■ Component data from apps and pages ■
"""
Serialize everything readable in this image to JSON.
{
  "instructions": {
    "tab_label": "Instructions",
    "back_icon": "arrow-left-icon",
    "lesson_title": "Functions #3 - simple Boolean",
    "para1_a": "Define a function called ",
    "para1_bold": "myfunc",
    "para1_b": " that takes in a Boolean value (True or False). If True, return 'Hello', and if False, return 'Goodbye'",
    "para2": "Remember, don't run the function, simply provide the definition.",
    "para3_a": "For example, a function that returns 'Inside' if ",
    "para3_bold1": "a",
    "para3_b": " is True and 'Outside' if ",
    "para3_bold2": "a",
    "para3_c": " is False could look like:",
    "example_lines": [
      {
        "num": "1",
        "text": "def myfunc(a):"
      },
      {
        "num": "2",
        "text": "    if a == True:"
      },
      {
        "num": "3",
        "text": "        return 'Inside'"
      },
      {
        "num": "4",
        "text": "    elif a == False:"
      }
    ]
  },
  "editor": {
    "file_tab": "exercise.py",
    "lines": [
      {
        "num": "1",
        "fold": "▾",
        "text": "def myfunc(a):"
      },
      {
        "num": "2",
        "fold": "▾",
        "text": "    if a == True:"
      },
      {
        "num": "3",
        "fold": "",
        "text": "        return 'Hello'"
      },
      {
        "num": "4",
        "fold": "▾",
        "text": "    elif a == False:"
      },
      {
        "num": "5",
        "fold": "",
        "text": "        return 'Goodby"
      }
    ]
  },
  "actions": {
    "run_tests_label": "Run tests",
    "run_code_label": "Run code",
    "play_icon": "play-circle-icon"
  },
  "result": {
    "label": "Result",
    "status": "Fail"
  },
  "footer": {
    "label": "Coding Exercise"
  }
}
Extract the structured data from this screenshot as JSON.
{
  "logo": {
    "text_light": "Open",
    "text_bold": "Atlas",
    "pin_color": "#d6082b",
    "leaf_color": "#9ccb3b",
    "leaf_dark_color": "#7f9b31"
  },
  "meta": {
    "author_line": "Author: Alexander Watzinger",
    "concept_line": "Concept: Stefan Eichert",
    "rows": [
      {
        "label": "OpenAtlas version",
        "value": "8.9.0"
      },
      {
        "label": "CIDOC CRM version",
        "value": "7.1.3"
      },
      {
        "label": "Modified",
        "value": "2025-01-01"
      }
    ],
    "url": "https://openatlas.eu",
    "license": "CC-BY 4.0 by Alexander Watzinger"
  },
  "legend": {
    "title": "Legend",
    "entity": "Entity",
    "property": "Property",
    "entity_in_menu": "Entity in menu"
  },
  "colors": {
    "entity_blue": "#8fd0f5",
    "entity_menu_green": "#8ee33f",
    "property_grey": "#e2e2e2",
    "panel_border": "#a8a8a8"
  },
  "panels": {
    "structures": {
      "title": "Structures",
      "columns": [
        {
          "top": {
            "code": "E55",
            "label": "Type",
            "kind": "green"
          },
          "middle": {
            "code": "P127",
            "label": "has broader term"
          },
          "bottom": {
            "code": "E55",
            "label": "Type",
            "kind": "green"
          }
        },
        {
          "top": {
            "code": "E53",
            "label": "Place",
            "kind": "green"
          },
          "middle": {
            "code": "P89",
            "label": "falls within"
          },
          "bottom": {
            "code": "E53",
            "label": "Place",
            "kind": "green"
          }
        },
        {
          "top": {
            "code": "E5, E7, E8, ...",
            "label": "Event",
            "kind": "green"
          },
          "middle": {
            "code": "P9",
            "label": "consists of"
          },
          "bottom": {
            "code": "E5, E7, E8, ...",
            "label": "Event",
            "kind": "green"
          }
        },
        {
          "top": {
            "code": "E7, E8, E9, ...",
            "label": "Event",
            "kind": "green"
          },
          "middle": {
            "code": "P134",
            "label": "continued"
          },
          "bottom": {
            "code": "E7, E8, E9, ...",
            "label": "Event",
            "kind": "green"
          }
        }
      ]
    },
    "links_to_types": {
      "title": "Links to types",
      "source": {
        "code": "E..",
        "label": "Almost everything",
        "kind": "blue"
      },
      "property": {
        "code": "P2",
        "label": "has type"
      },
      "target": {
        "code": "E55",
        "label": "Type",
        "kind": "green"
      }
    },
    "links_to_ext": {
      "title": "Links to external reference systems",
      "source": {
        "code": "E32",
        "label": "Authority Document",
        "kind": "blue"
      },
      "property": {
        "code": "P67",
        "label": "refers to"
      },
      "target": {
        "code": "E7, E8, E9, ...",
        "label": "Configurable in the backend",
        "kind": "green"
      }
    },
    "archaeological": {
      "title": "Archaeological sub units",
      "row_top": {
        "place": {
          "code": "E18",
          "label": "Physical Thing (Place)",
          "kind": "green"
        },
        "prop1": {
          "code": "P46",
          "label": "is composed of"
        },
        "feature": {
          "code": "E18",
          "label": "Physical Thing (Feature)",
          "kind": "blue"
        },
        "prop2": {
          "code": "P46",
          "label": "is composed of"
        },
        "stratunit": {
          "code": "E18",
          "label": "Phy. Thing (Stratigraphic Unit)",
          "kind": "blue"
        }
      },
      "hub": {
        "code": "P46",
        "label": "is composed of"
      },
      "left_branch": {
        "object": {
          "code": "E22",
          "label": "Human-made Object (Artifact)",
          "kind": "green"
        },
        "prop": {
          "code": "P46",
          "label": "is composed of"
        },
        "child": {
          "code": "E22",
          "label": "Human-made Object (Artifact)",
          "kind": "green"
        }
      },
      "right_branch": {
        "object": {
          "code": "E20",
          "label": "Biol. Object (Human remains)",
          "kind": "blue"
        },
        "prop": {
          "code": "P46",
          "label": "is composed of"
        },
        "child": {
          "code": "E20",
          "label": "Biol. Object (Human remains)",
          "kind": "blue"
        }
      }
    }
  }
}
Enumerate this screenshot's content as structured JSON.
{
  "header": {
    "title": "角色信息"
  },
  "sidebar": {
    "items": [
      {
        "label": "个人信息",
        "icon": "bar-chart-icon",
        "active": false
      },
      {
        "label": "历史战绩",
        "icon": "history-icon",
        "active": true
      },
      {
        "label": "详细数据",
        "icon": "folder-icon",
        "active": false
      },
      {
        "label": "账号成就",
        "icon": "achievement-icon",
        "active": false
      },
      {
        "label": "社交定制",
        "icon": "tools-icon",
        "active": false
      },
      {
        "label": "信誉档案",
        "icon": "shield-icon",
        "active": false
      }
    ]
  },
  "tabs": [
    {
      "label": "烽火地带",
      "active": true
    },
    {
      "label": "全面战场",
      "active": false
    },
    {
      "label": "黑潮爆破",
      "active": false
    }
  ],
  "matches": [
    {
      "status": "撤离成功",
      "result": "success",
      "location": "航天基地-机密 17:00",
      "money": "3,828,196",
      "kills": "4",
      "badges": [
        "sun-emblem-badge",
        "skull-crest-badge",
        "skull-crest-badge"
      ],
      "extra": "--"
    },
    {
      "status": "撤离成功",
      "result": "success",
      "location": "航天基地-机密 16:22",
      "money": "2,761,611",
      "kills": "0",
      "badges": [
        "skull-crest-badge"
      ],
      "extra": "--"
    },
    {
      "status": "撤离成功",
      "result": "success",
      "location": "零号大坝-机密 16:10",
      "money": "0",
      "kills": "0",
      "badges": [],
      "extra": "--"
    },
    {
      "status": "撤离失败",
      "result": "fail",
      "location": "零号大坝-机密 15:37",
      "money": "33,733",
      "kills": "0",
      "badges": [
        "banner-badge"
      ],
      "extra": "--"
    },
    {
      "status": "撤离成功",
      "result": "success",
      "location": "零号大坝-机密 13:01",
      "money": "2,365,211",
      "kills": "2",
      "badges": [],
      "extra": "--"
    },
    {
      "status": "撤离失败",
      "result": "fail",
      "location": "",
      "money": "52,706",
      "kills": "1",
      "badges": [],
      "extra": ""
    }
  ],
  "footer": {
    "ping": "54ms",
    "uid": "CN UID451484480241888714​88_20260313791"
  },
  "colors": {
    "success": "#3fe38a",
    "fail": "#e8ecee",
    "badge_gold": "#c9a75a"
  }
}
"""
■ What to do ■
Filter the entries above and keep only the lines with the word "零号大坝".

■ Solution to the exercise ■
      "location": "零号大坝-机密 16:10",
      "location": "零号大坝-机密 15:37",
      "location": "零号大坝-机密 13:01",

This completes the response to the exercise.